In order to gain some insight as to how one might train for and develop a pharmacy practice in neurology, the MHC asked an expert, Dr. Melody Ryan from the University of Kentucky Departments of Pharmacy Practice & Science and Neurology. Her practice site is in neurology ambulatory care at the Veterans Affairs Medical Center in Lexington, Kentucky.

How long have you been practicing? Is your practice inpatient or outpatient?

I have been practicing in neurology ambulatory care for 17 years.

How did you get to where you are today? What training have you had?

I completed a pharmacy practice residency (PGY1) at Duke University Medical Center and a one-year neuroscience fellowship at University of Kentucky. Much of what I have learned that is specific to neurology, however, has come from self-study and reading. While working, I completed a Master of Public Health with an emphasis on epidemiology.

What is the greatest impact you have had on your patients?

Helping them understand what their medicines can and cannot do for their conditions.

Describe your day-to-day activities.

On clinic days, I have 5 patient appointments/half-day clinic. I serve as their neurology provider after their diagnosis, so I take/update their medical history, perform a medication reconciliation, determine the efficacy of their therapies and any untoward effects, and, in conjunction with the patient, formulate a plan for their continued treatment.

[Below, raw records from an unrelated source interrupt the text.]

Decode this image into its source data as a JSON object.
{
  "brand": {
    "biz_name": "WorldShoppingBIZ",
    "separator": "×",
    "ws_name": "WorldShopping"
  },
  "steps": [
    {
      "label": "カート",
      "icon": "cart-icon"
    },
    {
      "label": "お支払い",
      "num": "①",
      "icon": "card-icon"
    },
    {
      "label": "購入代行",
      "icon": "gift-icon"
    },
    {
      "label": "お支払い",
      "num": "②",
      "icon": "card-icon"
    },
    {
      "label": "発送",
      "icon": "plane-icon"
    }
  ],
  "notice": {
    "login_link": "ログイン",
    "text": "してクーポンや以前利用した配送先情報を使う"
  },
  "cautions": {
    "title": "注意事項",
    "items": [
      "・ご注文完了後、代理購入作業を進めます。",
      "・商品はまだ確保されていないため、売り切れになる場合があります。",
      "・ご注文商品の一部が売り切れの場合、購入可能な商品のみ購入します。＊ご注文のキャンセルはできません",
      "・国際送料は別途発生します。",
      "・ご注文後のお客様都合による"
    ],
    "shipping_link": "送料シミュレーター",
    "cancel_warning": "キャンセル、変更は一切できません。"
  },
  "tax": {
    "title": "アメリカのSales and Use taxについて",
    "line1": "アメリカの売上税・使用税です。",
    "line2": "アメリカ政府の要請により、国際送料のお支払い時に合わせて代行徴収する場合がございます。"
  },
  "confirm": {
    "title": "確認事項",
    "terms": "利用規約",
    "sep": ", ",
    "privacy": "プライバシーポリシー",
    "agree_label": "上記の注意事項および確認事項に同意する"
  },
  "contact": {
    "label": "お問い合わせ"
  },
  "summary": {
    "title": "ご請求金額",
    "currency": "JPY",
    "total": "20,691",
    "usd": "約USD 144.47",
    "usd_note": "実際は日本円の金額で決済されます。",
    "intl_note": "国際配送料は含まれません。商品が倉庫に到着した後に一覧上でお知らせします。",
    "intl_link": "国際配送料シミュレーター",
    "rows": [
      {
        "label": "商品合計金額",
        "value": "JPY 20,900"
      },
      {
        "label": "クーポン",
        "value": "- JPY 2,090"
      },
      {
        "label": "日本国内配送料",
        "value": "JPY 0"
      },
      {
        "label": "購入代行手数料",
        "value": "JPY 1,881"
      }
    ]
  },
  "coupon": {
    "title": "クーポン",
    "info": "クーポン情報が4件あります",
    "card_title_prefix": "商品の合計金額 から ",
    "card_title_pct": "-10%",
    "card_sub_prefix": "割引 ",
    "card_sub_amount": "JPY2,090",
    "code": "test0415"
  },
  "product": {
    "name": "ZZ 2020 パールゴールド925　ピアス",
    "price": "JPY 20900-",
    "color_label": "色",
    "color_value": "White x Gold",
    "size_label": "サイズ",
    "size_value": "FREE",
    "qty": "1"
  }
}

Do you bill for the services you provide?

No, I see patients at a Veterans Affairs Medical Center.

What is your favorite part of the services you provide?

Seeing patients improve over time.

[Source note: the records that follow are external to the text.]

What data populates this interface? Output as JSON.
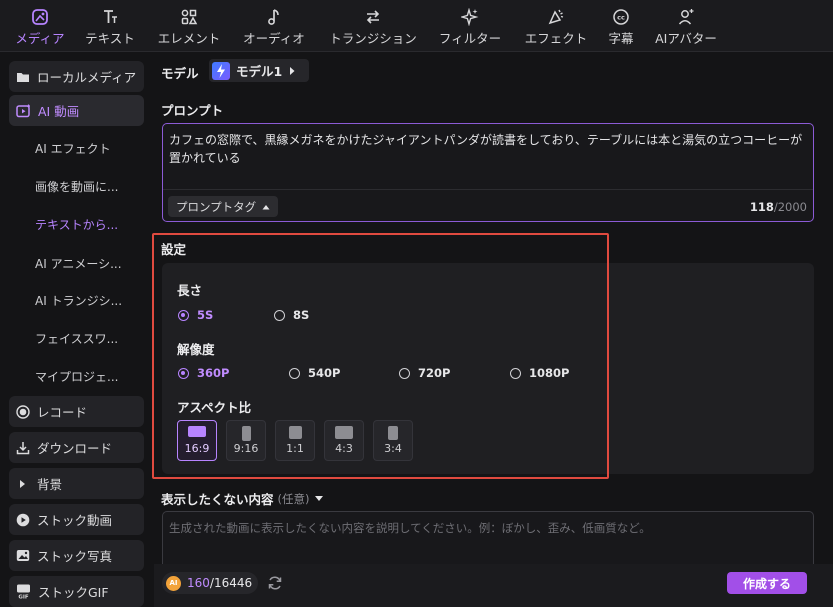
{
  "toolbar": {
    "tabs": [
      {
        "label": "メディア",
        "icon": "media-icon"
      },
      {
        "label": "テキスト",
        "icon": "text-icon"
      },
      {
        "label": "エレメント",
        "icon": "elements-icon"
      },
      {
        "label": "オーディオ",
        "icon": "music-note-icon"
      },
      {
        "label": "トランジション",
        "icon": "transition-arrows-icon"
      },
      {
        "label": "フィルター",
        "icon": "sparkle-icon"
      },
      {
        "label": "エフェクト",
        "icon": "effects-icon"
      },
      {
        "label": "字幕",
        "icon": "cc-subtitle-icon"
      },
      {
        "label": "AIアバター",
        "icon": "avatar-icon"
      }
    ],
    "active_index": 0
  },
  "sidebar": {
    "items": [
      {
        "label": "ローカルメディア",
        "icon": "folder-icon"
      },
      {
        "label": "AI 動画",
        "icon": "ai-video-icon"
      },
      {
        "label": "レコード",
        "icon": "record-icon"
      },
      {
        "label": "ダウンロード",
        "icon": "download-icon"
      },
      {
        "label": "背景",
        "icon": "triangle-right-icon"
      },
      {
        "label": "ストック動画",
        "icon": "play-icon"
      },
      {
        "label": "ストック写真",
        "icon": "photo-icon"
      },
      {
        "label": "ストックGIF",
        "icon": "gif-icon"
      }
    ],
    "subitems": [
      {
        "label": "AI エフェクト"
      },
      {
        "label": "画像を動画に..."
      },
      {
        "label": "テキストから..."
      },
      {
        "label": "AI アニメーシ..."
      },
      {
        "label": "AI トランジシ..."
      },
      {
        "label": "フェイススワ..."
      },
      {
        "label": "マイプロジェ..."
      }
    ]
  },
  "model": {
    "label": "モデル",
    "value": "モデル1"
  },
  "prompt": {
    "label": "プロンプト",
    "text": "カフェの窓際で、黒縁メガネをかけたジャイアントパンダが読書をしており、テーブルには本と湯気の立つコーヒーが置かれている",
    "tag_button": "プロンプトタグ",
    "count": "118",
    "max": "/2000"
  },
  "settings": {
    "title": "設定",
    "length": {
      "label": "長さ",
      "options": [
        "5S",
        "8S"
      ],
      "selected": "5S"
    },
    "resolution": {
      "label": "解像度",
      "options": [
        "360P",
        "540P",
        "720P",
        "1080P"
      ],
      "selected": "360P"
    },
    "aspect": {
      "label": "アスペクト比",
      "options": [
        "16:9",
        "9:16",
        "1:1",
        "4:3",
        "3:4"
      ],
      "selected": "16:9"
    }
  },
  "negative": {
    "label": "表示したくない内容",
    "optional": "(任意)",
    "placeholder": "生成された動画に表示したくない内容を説明してください。例：ぼかし、歪み、低画質など。"
  },
  "footer": {
    "credit_badge": "AI",
    "credits_current": "160",
    "credits_total": "/16446",
    "create_label": "作成する"
  },
  "colors": {
    "accent": "#b784ff",
    "button": "#a24fe8",
    "highlight_frame": "#e04a3f"
  }
}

Are you involved in any research or other projects as a part of your practice? Describe a project you are currently working on.

Yes, I have been working more in the outcomes area with large databases recently. We have been examining the generic substitution of antiepileptic medicines to determine if switching to generic agents has any undesirable outcomes.

How would you advise a pharmacist or pharmacy student who is interested in working in a setting such as yours?

Start with a PGY1 residency to obtain a solid clinical foundation. Then decide if you are interested in caring for patients full-time. If so, look for a PGY2 or another opportunity to obtain specific clinical training in neurology. If you have interest in an academic position, you should seek a fellowship or, perhaps, graduate school training to be able to effectively pursue federal funding.

How do you involve students or residents into your daily work in the clinic?

I always have a PGY1 or PGY2 resident with me in clinic. The level of knowledge and background in neurology varies widely among residents, so each one must have an individualized learning experience. We begin with skills that he/she already has mastered, for example, taking a medication history and then observing me do the interview and formulate a therapeutic plan. By the end of their longitudinal rotation, most residents are performing the interview and just reviewing their plan with me. We also do neurology-focused readings and discussions. I find this helpful to be sure we cover core content, because I can’t guarantee we will always see patients with every condition during the rotation.

What are some resources that you would recommend to learn more about your specialty?

Keeping up with neurology topics via journals and literature searches. Networking with other neurology specialists via pharmacy groups such as CPNP or ACCP, which has a Central Nervous System Practice and Research Network.